══ Stored data ══

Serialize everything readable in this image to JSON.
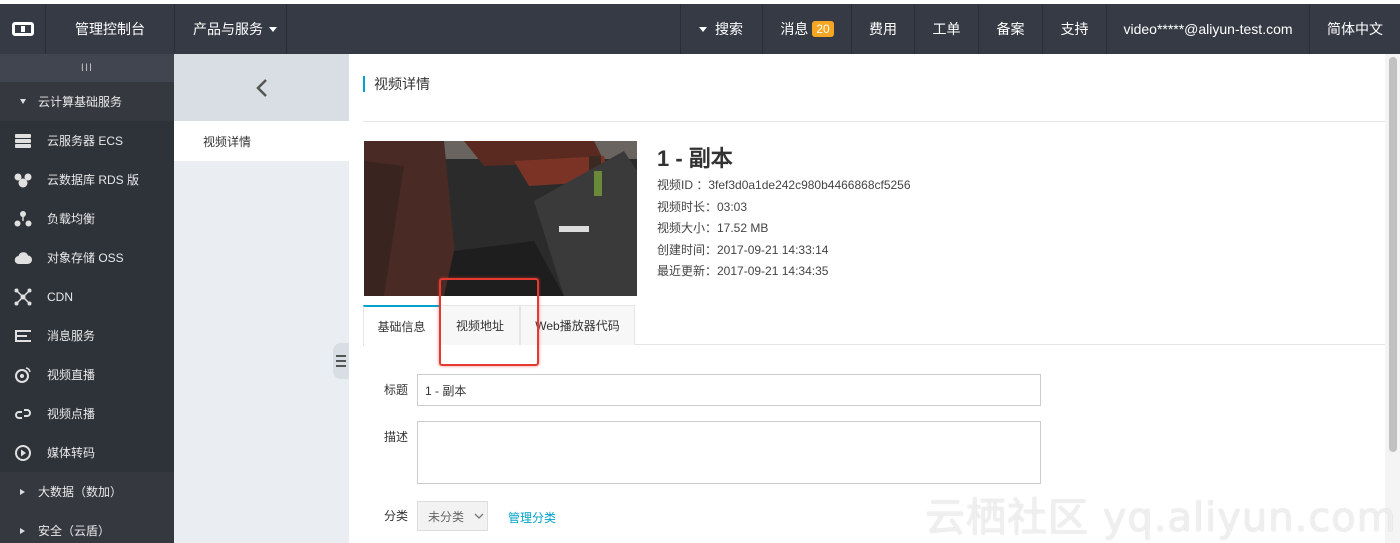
{
  "topbar": {
    "console": "管理控制台",
    "products": "产品与服务",
    "search": "搜索",
    "messages": "消息",
    "messages_count": "20",
    "billing": "费用",
    "tickets": "工单",
    "icp": "备案",
    "support": "支持",
    "account": "video*****@aliyun-test.com",
    "language": "简体中文"
  },
  "sidebar": {
    "handle": "III",
    "group_cloud": "云计算基础服务",
    "items": [
      {
        "label": "云服务器 ECS",
        "icon": "server-icon"
      },
      {
        "label": "云数据库 RDS 版",
        "icon": "database-icon"
      },
      {
        "label": "负载均衡",
        "icon": "load-balancer-icon"
      },
      {
        "label": "对象存储 OSS",
        "icon": "cloud-storage-icon"
      },
      {
        "label": "CDN",
        "icon": "cdn-icon"
      },
      {
        "label": "消息服务",
        "icon": "message-service-icon"
      },
      {
        "label": "视频直播",
        "icon": "live-video-icon"
      },
      {
        "label": "视频点播",
        "icon": "vod-icon"
      },
      {
        "label": "媒体转码",
        "icon": "transcode-icon"
      }
    ],
    "group_bigdata": "大数据（数加）",
    "group_security": "安全（云盾）"
  },
  "subnav": {
    "item": "视频详情"
  },
  "main": {
    "page_title": "视频详情",
    "video_title": "1 - 副本",
    "meta": {
      "id": "视频ID  ：3fef3d0a1de242c980b4466868cf5256",
      "duration": "视频时长：03:03",
      "size": "视频大小：17.52 MB",
      "created": "创建时间：2017-09-21 14:33:14",
      "updated": "最近更新：2017-09-21 14:34:35"
    },
    "tabs": [
      "基础信息",
      "视频地址",
      "Web播放器代码"
    ],
    "form": {
      "title_label": "标题",
      "title_value": "1 - 副本",
      "desc_label": "描述",
      "desc_value": "",
      "category_label": "分类",
      "category_value": "未分类",
      "manage_category": "管理分类"
    }
  },
  "watermark": "云栖社区 yq.aliyun.com",
  "colors": {
    "topbar": "#363a44",
    "sidebar": "#2e3239",
    "accent": "#00a2ca",
    "badge": "#f5a623",
    "highlight": "#e53a2f"
  }
}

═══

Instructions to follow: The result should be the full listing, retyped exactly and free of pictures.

Result for this task:
Serialize everything readable in this image to JSON.
{
  "topbar": {
    "console": "管理控制台",
    "products": "产品与服务",
    "search": "搜索",
    "messages": "消息",
    "messages_count": "20",
    "billing": "费用",
    "tickets": "工单",
    "icp": "备案",
    "support": "支持",
    "account": "video*****@aliyun-test.com",
    "language": "简体中文"
  },
  "sidebar": {
    "handle": "III",
    "group_cloud": "云计算基础服务",
    "items": [
      {
        "label": "云服务器 ECS",
        "icon": "server-icon"
      },
      {
        "label": "云数据库 RDS 版",
        "icon": "database-icon"
      },
      {
        "label": "负载均衡",
        "icon": "load-balancer-icon"
      },
      {
        "label": "对象存储 OSS",
        "icon": "cloud-storage-icon"
      },
      {
        "label": "CDN",
        "icon": "cdn-icon"
      },
      {
        "label": "消息服务",
        "icon": "message-service-icon"
      },
      {
        "label": "视频直播",
        "icon": "live-video-icon"
      },
      {
        "label": "视频点播",
        "icon": "vod-icon"
      },
      {
        "label": "媒体转码",
        "icon": "transcode-icon"
      }
    ],
    "group_bigdata": "大数据（数加）",
    "group_security": "安全（云盾）"
  },
  "subnav": {
    "item": "视频详情"
  },
  "main": {
    "page_title": "视频详情",
    "video_title": "1 - 副本",
    "meta": {
      "id": "视频ID  ：3fef3d0a1de242c980b4466868cf5256",
      "duration": "视频时长：03:03",
      "size": "视频大小：17.52 MB",
      "created": "创建时间：2017-09-21 14:33:14",
      "updated": "最近更新：2017-09-21 14:34:35"
    },
    "tabs": [
      "基础信息",
      "视频地址",
      "Web播放器代码"
    ],
    "form": {
      "title_label": "标题",
      "title_value": "1 - 副本",
      "desc_label": "描述",
      "desc_value": "",
      "category_label": "分类",
      "category_value": "未分类",
      "manage_category": "管理分类"
    }
  },
  "watermark": "云栖社区 yq.aliyun.com",
  "colors": {
    "topbar": "#363a44",
    "sidebar": "#2e3239",
    "accent": "#00a2ca",
    "badge": "#f5a623",
    "highlight": "#e53a2f"
  }
}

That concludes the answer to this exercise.